## [Exercise data]
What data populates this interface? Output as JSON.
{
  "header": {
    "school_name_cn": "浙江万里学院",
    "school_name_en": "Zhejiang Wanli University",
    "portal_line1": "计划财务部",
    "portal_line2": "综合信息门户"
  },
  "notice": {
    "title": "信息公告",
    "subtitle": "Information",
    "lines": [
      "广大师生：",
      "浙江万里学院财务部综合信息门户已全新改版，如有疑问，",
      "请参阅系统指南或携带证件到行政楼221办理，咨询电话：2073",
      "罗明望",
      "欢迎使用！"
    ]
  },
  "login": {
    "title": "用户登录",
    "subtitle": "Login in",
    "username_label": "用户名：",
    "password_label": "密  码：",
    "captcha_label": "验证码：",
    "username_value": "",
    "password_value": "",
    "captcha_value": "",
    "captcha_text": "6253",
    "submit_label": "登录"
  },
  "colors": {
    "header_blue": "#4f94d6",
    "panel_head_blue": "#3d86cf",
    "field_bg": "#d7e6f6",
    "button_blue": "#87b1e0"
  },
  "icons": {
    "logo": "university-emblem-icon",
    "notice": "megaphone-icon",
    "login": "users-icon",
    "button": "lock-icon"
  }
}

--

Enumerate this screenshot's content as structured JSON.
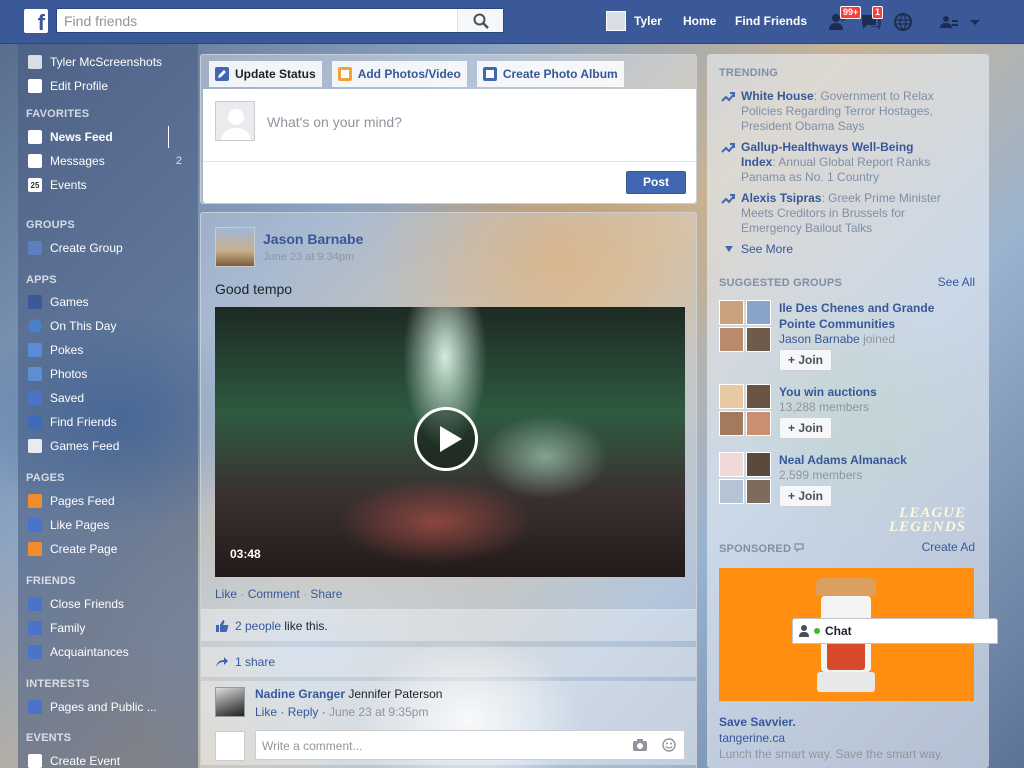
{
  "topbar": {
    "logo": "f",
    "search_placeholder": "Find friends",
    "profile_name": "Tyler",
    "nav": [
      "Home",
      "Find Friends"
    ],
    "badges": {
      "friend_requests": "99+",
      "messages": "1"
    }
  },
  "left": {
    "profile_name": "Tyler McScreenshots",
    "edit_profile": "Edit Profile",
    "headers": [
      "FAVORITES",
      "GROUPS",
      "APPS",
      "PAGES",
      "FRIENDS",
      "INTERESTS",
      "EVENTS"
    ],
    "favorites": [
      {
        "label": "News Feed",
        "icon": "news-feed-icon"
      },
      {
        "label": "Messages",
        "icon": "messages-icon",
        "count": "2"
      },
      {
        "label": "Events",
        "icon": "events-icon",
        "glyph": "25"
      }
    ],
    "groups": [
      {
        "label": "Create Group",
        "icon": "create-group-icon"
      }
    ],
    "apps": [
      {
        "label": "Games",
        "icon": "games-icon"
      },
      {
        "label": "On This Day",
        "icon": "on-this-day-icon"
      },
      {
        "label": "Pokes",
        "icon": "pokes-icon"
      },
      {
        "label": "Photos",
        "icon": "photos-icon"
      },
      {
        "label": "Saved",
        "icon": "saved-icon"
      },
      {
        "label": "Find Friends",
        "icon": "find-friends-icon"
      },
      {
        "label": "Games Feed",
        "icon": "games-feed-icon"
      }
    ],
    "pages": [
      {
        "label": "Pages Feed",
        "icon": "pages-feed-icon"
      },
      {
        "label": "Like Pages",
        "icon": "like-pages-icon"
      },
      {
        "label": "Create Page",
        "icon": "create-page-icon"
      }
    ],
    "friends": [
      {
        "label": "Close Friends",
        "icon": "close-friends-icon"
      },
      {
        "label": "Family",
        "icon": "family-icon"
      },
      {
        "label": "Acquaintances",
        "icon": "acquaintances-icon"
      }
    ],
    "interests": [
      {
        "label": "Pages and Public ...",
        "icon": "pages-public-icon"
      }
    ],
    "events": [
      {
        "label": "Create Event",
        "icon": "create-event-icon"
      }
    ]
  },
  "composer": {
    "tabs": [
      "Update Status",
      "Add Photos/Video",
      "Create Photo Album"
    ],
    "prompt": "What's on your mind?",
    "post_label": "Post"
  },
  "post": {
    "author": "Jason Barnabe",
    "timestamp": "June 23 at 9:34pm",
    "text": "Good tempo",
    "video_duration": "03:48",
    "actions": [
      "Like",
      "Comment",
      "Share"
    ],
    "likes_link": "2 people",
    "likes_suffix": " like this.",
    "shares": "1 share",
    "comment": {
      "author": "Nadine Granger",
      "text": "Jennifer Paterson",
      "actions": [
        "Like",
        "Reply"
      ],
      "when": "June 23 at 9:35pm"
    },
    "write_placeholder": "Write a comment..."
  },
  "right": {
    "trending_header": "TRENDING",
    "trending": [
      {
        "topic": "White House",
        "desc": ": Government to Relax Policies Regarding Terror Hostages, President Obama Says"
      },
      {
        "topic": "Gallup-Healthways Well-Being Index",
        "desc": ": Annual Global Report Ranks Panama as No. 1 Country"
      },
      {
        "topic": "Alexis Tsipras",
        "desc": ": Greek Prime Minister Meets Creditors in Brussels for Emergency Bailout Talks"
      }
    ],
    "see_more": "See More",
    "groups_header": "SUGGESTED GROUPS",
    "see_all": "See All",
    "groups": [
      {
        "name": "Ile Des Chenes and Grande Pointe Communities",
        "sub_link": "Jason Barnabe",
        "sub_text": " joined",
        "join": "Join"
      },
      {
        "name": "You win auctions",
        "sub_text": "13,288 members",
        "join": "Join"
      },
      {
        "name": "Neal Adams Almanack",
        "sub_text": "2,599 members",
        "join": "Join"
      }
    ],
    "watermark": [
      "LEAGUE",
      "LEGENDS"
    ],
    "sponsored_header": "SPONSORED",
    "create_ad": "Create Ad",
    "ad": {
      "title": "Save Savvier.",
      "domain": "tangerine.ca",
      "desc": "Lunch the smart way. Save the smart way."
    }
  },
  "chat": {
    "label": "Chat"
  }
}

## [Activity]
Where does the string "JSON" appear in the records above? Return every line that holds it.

## [Result below]
What data populates this interface? Output as JSON.
Enumerate this screenshot's content as structured JSON.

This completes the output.